It’s much easier for your child to be active, to go hiking, skating, sledding, and to play a variety of games and sports if the parents are also active. Being active in cold and crummy weather isn’t easy, but there are many options. Get the right cold weather gear and nearly any temperature is tolerable. There are also plenty of indoor playground options too. Kids that have parents that bike with them, toss frisbees with them, and go explore nature together are more active.
Play a Variety of Sports and Games
Play as many sports and games as you possibly can in an unstructured free play format. This goes beyond playing pick up soccer, basketball, hockey, etc. Young kids love to play catch, tag, and a host of games that aren’t really sports.
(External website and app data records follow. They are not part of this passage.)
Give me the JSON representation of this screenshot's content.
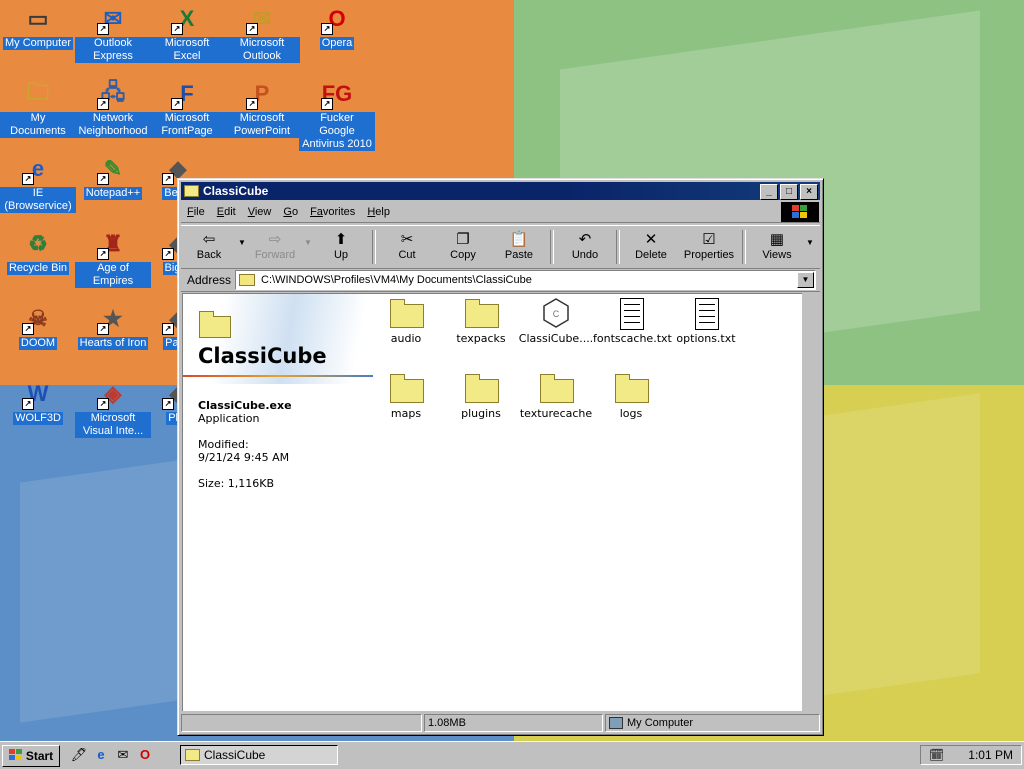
{
  "desktop": {
    "icons": [
      {
        "label": "My Computer",
        "icon": "computer-icon"
      },
      {
        "label": "Outlook Express",
        "icon": "outlook-express-icon"
      },
      {
        "label": "Microsoft Excel",
        "icon": "excel-icon"
      },
      {
        "label": "Microsoft Outlook",
        "icon": "outlook-icon"
      },
      {
        "label": "Opera",
        "icon": "opera-icon"
      },
      {
        "label": "My Documents",
        "icon": "documents-folder-icon"
      },
      {
        "label": "Network Neighborhood",
        "icon": "network-icon"
      },
      {
        "label": "Microsoft FrontPage",
        "icon": "frontpage-icon"
      },
      {
        "label": "Microsoft PowerPoint",
        "icon": "powerpoint-icon"
      },
      {
        "label": "Fucker Google Antivirus 2010",
        "icon": "antivirus-icon"
      },
      {
        "label": "IE (Browservice)",
        "icon": "internet-explorer-icon"
      },
      {
        "label": "Notepad++",
        "icon": "notepad-plus-icon"
      },
      {
        "label": "Recycle Bin",
        "icon": "recycle-bin-icon"
      },
      {
        "label": "Age of Empires",
        "icon": "age-of-empires-icon"
      },
      {
        "label": "DOOM",
        "icon": "doom-icon"
      },
      {
        "label": "Hearts of Iron",
        "icon": "hearts-of-iron-icon"
      },
      {
        "label": "Pagg",
        "icon": "app-icon"
      },
      {
        "label": "WOLF3D",
        "icon": "wolf3d-icon"
      },
      {
        "label": "Microsoft Visual Inte...",
        "icon": "visual-interdev-icon"
      },
      {
        "label": "Bet D",
        "icon": "app-icon"
      },
      {
        "label": "Big D",
        "icon": "app-icon"
      },
      {
        "label": "Pl Z",
        "icon": "app-icon"
      }
    ]
  },
  "window": {
    "title": "ClassiCube",
    "menu": [
      {
        "key": "F",
        "rest": "ile"
      },
      {
        "key": "E",
        "rest": "dit"
      },
      {
        "key": "V",
        "rest": "iew"
      },
      {
        "key": "G",
        "rest": "o"
      },
      {
        "key": "Fa",
        "rest": "vorites"
      },
      {
        "key": "H",
        "rest": "elp"
      }
    ],
    "toolbar": {
      "back": "Back",
      "forward": "Forward",
      "up": "Up",
      "cut": "Cut",
      "copy": "Copy",
      "paste": "Paste",
      "undo": "Undo",
      "delete": "Delete",
      "properties": "Properties",
      "views": "Views"
    },
    "address": {
      "label": "Address",
      "path": "C:\\WINDOWS\\Profiles\\VM4\\My Documents\\ClassiCube"
    },
    "panel": {
      "title": "ClassiCube",
      "filename": "ClassiCube.exe",
      "type": "Application",
      "modified_label": "Modified:",
      "modified_value": "9/21/24 9:45 AM",
      "size": "Size: 1,116KB"
    },
    "files": [
      {
        "name": "audio",
        "kind": "folder"
      },
      {
        "name": "texpacks",
        "kind": "folder"
      },
      {
        "name": "ClassiCube....",
        "kind": "exe"
      },
      {
        "name": "fontscache.txt",
        "kind": "text"
      },
      {
        "name": "options.txt",
        "kind": "text"
      },
      {
        "name": "maps",
        "kind": "folder"
      },
      {
        "name": "plugins",
        "kind": "folder"
      },
      {
        "name": "texturecache",
        "kind": "folder"
      },
      {
        "name": "logs",
        "kind": "folder"
      }
    ],
    "status": {
      "size": "1.08MB",
      "location": "My Computer"
    }
  },
  "taskbar": {
    "start": "Start",
    "task": "ClassiCube",
    "clock": "1:01 PM"
  }
}
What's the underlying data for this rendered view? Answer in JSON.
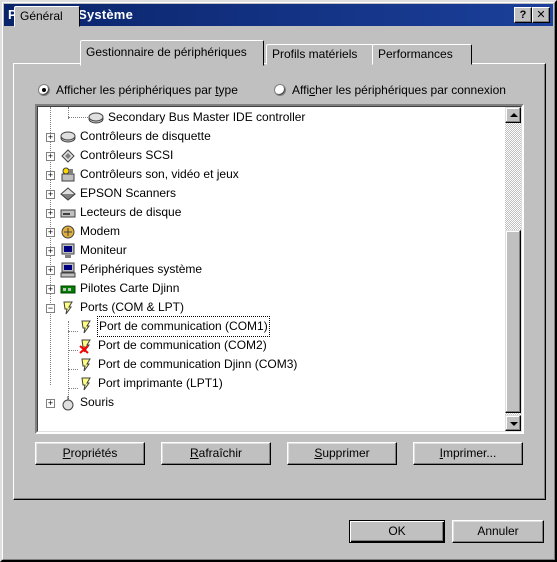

They’ll use whatever they can get their hands on so make sure your house is well stocked with balls, frisbees, baskets, and sticks of as many different varieties as possible. We want to have an environment at home that nurtures athletic exploration.
We are still learning so much with nutrition and the impact nutrition has on gene expression and long-term health. I find it highly likely that nutrition prior to conception, prenatal nutrition, and the quality of food a young child eats impacts athletic abilities and adaptability later in life. This is hard. Eating lots of quality whole foods and shunning easy processed and sugar packed snacks is hard. It’s a daily grind to fight back but doing so probably is more important than the hockey or soccer camp you choose to do in the summer when your athlete is 12 years old.
Josh Levine brings over a decade of experience training and coaching youth, high school, and college athletes. Josh founded the Fortis Academy and has trained athletes in all sports, including football, hockey, cheerleading, soccer, lacrosse, basketball, and rugby.
Coach Levine grew up in Bloomington, MN and played high school hockey and ran the 100 meter sprint in track & field. After high school, Josh played one year in the United States Hockey League (USHL) for the Green Bay Gamblers. Josh then attended Princeton University where he earned a degree in International and Public Affairs with a certificate in Near Eastern Studies.